§ **WORK ITEM**: Your answer should consist of the lines in the data below that contain "package".

INPUT RECORDS: Begin

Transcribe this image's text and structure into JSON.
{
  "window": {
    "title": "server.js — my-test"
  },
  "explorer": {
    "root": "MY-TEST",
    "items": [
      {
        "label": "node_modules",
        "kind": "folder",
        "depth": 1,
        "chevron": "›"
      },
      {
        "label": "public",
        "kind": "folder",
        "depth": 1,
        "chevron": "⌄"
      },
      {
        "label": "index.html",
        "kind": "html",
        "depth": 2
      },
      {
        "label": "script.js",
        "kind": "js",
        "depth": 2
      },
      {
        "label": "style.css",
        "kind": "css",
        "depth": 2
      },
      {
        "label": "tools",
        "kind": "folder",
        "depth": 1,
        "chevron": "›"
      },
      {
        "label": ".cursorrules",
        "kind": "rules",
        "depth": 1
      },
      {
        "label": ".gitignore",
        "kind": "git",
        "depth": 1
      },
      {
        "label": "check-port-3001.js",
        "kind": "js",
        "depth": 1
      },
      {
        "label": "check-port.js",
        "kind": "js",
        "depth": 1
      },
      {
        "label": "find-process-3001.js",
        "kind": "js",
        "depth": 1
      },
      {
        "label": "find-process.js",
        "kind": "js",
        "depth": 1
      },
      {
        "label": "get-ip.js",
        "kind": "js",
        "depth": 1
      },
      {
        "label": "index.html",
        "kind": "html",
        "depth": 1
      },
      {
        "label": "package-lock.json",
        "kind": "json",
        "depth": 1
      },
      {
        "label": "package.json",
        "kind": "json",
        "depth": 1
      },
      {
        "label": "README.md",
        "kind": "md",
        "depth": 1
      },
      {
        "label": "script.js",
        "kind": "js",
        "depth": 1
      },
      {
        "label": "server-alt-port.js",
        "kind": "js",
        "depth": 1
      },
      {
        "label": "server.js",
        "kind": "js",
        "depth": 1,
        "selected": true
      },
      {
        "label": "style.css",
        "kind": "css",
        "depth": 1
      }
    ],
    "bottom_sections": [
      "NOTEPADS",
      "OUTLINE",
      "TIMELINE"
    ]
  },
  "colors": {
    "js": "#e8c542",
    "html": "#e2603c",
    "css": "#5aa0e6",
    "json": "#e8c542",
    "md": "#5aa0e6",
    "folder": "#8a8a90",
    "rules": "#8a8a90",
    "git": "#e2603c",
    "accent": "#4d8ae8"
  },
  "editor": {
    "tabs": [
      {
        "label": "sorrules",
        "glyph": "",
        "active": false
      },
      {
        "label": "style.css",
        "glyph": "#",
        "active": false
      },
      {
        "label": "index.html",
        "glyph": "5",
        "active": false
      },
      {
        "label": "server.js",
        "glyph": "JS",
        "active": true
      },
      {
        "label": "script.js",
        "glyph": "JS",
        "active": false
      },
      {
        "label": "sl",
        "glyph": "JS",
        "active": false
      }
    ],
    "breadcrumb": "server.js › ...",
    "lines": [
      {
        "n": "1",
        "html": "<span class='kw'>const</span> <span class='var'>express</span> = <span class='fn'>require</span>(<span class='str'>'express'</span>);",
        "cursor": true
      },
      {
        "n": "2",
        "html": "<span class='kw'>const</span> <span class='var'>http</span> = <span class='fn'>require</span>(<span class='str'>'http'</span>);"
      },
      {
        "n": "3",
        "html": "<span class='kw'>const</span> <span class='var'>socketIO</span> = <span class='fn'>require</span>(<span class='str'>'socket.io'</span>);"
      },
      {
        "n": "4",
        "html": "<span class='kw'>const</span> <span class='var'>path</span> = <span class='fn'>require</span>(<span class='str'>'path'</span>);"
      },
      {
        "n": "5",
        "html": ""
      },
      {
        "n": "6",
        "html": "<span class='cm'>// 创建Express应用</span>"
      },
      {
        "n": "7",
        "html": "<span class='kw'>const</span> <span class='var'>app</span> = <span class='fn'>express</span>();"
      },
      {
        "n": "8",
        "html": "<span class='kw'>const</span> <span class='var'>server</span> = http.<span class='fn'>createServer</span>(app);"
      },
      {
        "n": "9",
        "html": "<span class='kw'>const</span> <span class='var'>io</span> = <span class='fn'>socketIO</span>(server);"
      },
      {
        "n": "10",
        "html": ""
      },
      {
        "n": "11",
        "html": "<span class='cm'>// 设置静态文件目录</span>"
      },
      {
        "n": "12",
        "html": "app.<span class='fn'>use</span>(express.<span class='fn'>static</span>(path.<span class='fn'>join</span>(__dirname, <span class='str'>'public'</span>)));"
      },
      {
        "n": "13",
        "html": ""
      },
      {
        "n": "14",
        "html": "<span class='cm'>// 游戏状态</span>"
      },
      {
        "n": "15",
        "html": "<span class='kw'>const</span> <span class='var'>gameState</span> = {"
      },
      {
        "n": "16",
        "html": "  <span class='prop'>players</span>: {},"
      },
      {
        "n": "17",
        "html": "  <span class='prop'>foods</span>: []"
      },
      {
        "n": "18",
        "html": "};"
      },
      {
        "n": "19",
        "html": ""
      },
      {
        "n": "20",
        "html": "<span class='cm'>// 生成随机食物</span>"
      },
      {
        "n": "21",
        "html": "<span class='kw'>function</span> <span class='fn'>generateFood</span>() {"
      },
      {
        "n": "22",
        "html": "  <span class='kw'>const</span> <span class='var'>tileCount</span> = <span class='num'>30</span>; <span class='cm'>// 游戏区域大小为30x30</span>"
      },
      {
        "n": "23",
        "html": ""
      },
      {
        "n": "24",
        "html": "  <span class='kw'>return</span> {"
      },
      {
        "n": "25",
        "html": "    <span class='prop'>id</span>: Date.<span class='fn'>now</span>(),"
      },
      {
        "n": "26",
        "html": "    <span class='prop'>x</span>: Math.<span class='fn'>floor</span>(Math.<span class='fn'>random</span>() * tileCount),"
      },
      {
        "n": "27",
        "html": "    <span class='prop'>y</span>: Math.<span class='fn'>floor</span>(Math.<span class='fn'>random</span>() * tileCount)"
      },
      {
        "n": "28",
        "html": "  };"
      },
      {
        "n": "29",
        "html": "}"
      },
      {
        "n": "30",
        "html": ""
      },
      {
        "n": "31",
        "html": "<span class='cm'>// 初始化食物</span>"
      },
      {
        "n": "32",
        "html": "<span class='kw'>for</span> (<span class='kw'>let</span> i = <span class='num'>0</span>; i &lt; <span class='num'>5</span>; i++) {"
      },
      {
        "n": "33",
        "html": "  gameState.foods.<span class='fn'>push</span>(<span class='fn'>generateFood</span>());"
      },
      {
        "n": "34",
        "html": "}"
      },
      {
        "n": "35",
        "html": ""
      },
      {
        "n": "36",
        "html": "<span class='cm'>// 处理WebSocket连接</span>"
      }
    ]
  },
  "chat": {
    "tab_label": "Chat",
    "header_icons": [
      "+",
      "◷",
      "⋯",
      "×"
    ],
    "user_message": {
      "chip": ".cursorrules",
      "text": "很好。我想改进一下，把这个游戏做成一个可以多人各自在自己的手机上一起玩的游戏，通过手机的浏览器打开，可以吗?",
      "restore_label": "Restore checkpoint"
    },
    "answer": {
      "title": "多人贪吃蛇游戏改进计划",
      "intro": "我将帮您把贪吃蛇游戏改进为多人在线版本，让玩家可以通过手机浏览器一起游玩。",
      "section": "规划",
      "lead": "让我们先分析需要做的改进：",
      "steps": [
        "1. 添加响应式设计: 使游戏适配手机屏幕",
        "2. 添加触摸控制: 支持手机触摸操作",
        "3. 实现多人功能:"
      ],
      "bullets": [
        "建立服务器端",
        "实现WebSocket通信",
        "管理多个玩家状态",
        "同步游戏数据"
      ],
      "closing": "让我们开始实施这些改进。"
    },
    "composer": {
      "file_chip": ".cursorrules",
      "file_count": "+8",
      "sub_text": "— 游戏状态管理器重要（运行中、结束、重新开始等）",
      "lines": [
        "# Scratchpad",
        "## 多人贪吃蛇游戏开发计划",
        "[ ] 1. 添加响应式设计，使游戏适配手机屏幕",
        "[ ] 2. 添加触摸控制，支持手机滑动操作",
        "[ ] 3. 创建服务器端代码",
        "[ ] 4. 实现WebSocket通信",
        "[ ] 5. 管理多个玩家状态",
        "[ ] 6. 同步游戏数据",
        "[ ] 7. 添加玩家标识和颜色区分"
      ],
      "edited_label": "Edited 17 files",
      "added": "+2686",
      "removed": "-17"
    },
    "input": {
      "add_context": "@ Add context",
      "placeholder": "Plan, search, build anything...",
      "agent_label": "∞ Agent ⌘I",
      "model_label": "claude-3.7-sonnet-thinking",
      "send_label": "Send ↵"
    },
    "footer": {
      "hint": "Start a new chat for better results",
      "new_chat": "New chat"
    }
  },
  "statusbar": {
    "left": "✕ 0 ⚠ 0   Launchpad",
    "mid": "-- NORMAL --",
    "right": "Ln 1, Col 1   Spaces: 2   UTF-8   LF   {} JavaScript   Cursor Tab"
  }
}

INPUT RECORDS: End

§ **EXPECTED ANSWER**:
        "label": "package-lock.json",
        "label": "package.json",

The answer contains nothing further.